>>>>

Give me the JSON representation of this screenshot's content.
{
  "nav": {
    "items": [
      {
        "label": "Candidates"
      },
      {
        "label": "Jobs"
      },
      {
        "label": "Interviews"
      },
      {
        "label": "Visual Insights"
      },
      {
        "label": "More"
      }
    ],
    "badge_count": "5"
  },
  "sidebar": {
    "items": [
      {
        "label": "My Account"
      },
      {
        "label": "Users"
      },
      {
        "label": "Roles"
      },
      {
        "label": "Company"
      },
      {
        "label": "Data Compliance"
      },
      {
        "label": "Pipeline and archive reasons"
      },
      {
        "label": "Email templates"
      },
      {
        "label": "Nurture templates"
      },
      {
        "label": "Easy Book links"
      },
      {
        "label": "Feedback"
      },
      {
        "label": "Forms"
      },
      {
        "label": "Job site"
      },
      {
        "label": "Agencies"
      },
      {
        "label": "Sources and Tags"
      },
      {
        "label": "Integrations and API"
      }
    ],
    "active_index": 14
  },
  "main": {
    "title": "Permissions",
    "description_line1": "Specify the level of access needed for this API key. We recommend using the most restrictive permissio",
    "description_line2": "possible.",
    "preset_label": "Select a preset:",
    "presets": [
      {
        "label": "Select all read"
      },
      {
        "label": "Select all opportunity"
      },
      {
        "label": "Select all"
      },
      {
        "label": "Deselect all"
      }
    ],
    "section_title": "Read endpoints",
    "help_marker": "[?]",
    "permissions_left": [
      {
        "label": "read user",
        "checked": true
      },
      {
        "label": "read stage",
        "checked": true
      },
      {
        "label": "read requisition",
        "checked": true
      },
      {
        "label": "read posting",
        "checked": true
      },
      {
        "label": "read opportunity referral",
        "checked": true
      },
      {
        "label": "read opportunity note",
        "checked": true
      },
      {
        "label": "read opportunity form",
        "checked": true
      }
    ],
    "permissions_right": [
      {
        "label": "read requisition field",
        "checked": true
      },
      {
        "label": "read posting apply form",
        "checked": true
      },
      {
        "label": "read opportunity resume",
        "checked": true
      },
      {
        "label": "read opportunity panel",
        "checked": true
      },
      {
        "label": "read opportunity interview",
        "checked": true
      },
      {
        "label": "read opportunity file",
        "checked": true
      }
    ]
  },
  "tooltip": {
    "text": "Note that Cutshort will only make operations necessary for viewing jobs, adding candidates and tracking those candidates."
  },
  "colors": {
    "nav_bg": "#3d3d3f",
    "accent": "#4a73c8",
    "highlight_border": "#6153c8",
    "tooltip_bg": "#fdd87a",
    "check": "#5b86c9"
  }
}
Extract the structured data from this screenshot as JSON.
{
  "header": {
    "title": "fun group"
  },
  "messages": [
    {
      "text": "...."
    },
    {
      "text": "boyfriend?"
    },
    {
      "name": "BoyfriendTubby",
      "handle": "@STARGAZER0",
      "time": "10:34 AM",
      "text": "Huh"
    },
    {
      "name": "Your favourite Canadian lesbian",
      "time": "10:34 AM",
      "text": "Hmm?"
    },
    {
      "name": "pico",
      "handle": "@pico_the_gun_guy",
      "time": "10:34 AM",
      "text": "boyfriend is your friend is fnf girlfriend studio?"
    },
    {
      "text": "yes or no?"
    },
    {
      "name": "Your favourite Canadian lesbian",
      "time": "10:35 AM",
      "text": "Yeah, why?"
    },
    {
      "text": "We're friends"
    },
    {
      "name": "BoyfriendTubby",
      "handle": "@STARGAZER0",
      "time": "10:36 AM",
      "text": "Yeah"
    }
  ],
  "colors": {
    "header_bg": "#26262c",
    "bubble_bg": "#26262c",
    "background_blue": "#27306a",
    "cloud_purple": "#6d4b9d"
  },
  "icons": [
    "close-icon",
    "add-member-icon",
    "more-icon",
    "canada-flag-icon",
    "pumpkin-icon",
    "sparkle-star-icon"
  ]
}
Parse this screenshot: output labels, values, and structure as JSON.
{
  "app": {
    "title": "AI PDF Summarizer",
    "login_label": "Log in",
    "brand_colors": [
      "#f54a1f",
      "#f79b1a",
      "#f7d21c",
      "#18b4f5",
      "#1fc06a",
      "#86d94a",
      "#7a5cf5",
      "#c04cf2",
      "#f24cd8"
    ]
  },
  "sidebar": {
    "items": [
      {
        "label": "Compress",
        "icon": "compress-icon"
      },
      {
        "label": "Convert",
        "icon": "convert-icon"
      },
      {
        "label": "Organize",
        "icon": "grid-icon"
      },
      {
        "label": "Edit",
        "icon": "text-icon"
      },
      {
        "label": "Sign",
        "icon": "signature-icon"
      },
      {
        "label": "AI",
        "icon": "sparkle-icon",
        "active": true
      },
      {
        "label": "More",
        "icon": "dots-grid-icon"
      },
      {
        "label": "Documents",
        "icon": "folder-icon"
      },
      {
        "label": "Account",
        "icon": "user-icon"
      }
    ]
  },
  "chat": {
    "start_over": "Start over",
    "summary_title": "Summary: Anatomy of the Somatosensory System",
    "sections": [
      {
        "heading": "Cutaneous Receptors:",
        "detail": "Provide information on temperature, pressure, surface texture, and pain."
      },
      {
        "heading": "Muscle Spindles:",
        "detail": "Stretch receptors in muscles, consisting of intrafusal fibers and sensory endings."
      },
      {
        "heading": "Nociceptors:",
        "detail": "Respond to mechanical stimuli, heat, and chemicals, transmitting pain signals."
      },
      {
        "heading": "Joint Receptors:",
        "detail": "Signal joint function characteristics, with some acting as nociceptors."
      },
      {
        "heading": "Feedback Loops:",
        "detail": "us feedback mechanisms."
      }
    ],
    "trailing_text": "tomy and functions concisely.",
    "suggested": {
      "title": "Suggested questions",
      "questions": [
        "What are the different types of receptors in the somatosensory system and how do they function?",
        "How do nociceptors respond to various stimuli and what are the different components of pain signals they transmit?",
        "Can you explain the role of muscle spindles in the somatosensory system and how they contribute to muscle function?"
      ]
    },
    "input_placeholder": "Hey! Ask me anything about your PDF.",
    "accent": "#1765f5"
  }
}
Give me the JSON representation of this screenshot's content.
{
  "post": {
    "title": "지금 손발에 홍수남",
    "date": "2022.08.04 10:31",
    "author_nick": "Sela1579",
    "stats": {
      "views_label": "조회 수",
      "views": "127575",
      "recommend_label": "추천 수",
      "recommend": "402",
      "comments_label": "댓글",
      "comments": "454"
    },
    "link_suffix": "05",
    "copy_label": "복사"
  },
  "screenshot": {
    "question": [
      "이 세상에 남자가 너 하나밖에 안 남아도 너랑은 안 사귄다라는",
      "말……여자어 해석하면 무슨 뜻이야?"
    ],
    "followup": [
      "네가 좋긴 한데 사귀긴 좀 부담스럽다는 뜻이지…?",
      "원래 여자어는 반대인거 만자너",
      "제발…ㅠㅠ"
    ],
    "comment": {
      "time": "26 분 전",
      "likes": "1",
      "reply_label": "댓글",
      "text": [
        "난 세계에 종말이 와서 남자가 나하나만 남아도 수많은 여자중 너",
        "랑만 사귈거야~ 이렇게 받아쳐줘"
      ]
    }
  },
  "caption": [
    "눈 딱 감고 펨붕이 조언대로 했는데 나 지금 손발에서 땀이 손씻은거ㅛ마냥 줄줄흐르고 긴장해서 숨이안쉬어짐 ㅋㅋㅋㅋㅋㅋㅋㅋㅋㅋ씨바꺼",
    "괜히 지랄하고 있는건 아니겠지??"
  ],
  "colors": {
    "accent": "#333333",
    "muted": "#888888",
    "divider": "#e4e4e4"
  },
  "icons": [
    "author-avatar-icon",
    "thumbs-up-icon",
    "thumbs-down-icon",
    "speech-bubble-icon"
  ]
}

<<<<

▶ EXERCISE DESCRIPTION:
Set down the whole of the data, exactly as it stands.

▶ REPLY TO THE TASK:
Give me the JSON representation of this screenshot's content.
{
  "nav": {
    "items": [
      {
        "label": "Candidates"
      },
      {
        "label": "Jobs"
      },
      {
        "label": "Interviews"
      },
      {
        "label": "Visual Insights"
      },
      {
        "label": "More"
      }
    ],
    "badge_count": "5"
  },
  "sidebar": {
    "items": [
      {
        "label": "My Account"
      },
      {
        "label": "Users"
      },
      {
        "label": "Roles"
      },
      {
        "label": "Company"
      },
      {
        "label": "Data Compliance"
      },
      {
        "label": "Pipeline and archive reasons"
      },
      {
        "label": "Email templates"
      },
      {
        "label": "Nurture templates"
      },
      {
        "label": "Easy Book links"
      },
      {
        "label": "Feedback"
      },
      {
        "label": "Forms"
      },
      {
        "label": "Job site"
      },
      {
        "label": "Agencies"
      },
      {
        "label": "Sources and Tags"
      },
      {
        "label": "Integrations and API"
      }
    ],
    "active_index": 14
  },
  "main": {
    "title": "Permissions",
    "description_line1": "Specify the level of access needed for this API key. We recommend using the most restrictive permissio",
    "description_line2": "possible.",
    "preset_label": "Select a preset:",
    "presets": [
      {
        "label": "Select all read"
      },
      {
        "label": "Select all opportunity"
      },
      {
        "label": "Select all"
      },
      {
        "label": "Deselect all"
      }
    ],
    "section_title": "Read endpoints",
    "help_marker": "[?]",
    "permissions_left": [
      {
        "label": "read user",
        "checked": true
      },
      {
        "label": "read stage",
        "checked": true
      },
      {
        "label": "read requisition",
        "checked": true
      },
      {
        "label": "read posting",
        "checked": true
      },
      {
        "label": "read opportunity referral",
        "checked": true
      },
      {
        "label": "read opportunity note",
        "checked": true
      },
      {
        "label": "read opportunity form",
        "checked": true
      }
    ],
    "permissions_right": [
      {
        "label": "read requisition field",
        "checked": true
      },
      {
        "label": "read posting apply form",
        "checked": true
      },
      {
        "label": "read opportunity resume",
        "checked": true
      },
      {
        "label": "read opportunity panel",
        "checked": true
      },
      {
        "label": "read opportunity interview",
        "checked": true
      },
      {
        "label": "read opportunity file",
        "checked": true
      }
    ]
  },
  "tooltip": {
    "text": "Note that Cutshort will only make operations necessary for viewing jobs, adding candidates and tracking those candidates."
  },
  "colors": {
    "nav_bg": "#3d3d3f",
    "accent": "#4a73c8",
    "highlight_border": "#6153c8",
    "tooltip_bg": "#fdd87a",
    "check": "#5b86c9"
  }
}
Extract the structured data from this screenshot as JSON.
{
  "header": {
    "title": "fun group"
  },
  "messages": [
    {
      "text": "...."
    },
    {
      "text": "boyfriend?"
    },
    {
      "name": "BoyfriendTubby",
      "handle": "@STARGAZER0",
      "time": "10:34 AM",
      "text": "Huh"
    },
    {
      "name": "Your favourite Canadian lesbian",
      "time": "10:34 AM",
      "text": "Hmm?"
    },
    {
      "name": "pico",
      "handle": "@pico_the_gun_guy",
      "time": "10:34 AM",
      "text": "boyfriend is your friend is fnf girlfriend studio?"
    },
    {
      "text": "yes or no?"
    },
    {
      "name": "Your favourite Canadian lesbian",
      "time": "10:35 AM",
      "text": "Yeah, why?"
    },
    {
      "text": "We're friends"
    },
    {
      "name": "BoyfriendTubby",
      "handle": "@STARGAZER0",
      "time": "10:36 AM",
      "text": "Yeah"
    }
  ],
  "colors": {
    "header_bg": "#26262c",
    "bubble_bg": "#26262c",
    "background_blue": "#27306a",
    "cloud_purple": "#6d4b9d"
  },
  "icons": [
    "close-icon",
    "add-member-icon",
    "more-icon",
    "canada-flag-icon",
    "pumpkin-icon",
    "sparkle-star-icon"
  ]
}
Parse this screenshot: output labels, values, and structure as JSON.
{
  "app": {
    "title": "AI PDF Summarizer",
    "login_label": "Log in",
    "brand_colors": [
      "#f54a1f",
      "#f79b1a",
      "#f7d21c",
      "#18b4f5",
      "#1fc06a",
      "#86d94a",
      "#7a5cf5",
      "#c04cf2",
      "#f24cd8"
    ]
  },
  "sidebar": {
    "items": [
      {
        "label": "Compress",
        "icon": "compress-icon"
      },
      {
        "label": "Convert",
        "icon": "convert-icon"
      },
      {
        "label": "Organize",
        "icon": "grid-icon"
      },
      {
        "label": "Edit",
        "icon": "text-icon"
      },
      {
        "label": "Sign",
        "icon": "signature-icon"
      },
      {
        "label": "AI",
        "icon": "sparkle-icon",
        "active": true
      },
      {
        "label": "More",
        "icon": "dots-grid-icon"
      },
      {
        "label": "Documents",
        "icon": "folder-icon"
      },
      {
        "label": "Account",
        "icon": "user-icon"
      }
    ]
  },
  "chat": {
    "start_over": "Start over",
    "summary_title": "Summary: Anatomy of the Somatosensory System",
    "sections": [
      {
        "heading": "Cutaneous Receptors:",
        "detail": "Provide information on temperature, pressure, surface texture, and pain."
      },
      {
        "heading": "Muscle Spindles:",
        "detail": "Stretch receptors in muscles, consisting of intrafusal fibers and sensory endings."
      },
      {
        "heading": "Nociceptors:",
        "detail": "Respond to mechanical stimuli, heat, and chemicals, transmitting pain signals."
      },
      {
        "heading": "Joint Receptors:",
        "detail": "Signal joint function characteristics, with some acting as nociceptors."
      },
      {
        "heading": "Feedback Loops:",
        "detail": "us feedback mechanisms."
      }
    ],
    "trailing_text": "tomy and functions concisely.",
    "suggested": {
      "title": "Suggested questions",
      "questions": [
        "What are the different types of receptors in the somatosensory system and how do they function?",
        "How do nociceptors respond to various stimuli and what are the different components of pain signals they transmit?",
        "Can you explain the role of muscle spindles in the somatosensory system and how they contribute to muscle function?"
      ]
    },
    "input_placeholder": "Hey! Ask me anything about your PDF.",
    "accent": "#1765f5"
  }
}
Give me the JSON representation of this screenshot's content.
{
  "post": {
    "title": "지금 손발에 홍수남",
    "date": "2022.08.04 10:31",
    "author_nick": "Sela1579",
    "stats": {
      "views_label": "조회 수",
      "views": "127575",
      "recommend_label": "추천 수",
      "recommend": "402",
      "comments_label": "댓글",
      "comments": "454"
    },
    "link_suffix": "05",
    "copy_label": "복사"
  },
  "screenshot": {
    "question": [
      "이 세상에 남자가 너 하나밖에 안 남아도 너랑은 안 사귄다라는",
      "말……여자어 해석하면 무슨 뜻이야?"
    ],
    "followup": [
      "네가 좋긴 한데 사귀긴 좀 부담스럽다는 뜻이지…?",
      "원래 여자어는 반대인거 만자너",
      "제발…ㅠㅠ"
    ],
    "comment": {
      "time": "26 분 전",
      "likes": "1",
      "reply_label": "댓글",
      "text": [
        "난 세계에 종말이 와서 남자가 나하나만 남아도 수많은 여자중 너",
        "랑만 사귈거야~ 이렇게 받아쳐줘"
      ]
    }
  },
  "caption": [
    "눈 딱 감고 펨붕이 조언대로 했는데 나 지금 손발에서 땀이 손씻은거ㅛ마냥 줄줄흐르고 긴장해서 숨이안쉬어짐 ㅋㅋㅋㅋㅋㅋㅋㅋㅋㅋ씨바꺼",
    "괜히 지랄하고 있는건 아니겠지??"
  ],
  "colors": {
    "accent": "#333333",
    "muted": "#888888",
    "divider": "#e4e4e4"
  },
  "icons": [
    "author-avatar-icon",
    "thumbs-up-icon",
    "thumbs-down-icon",
    "speech-bubble-icon"
  ]
}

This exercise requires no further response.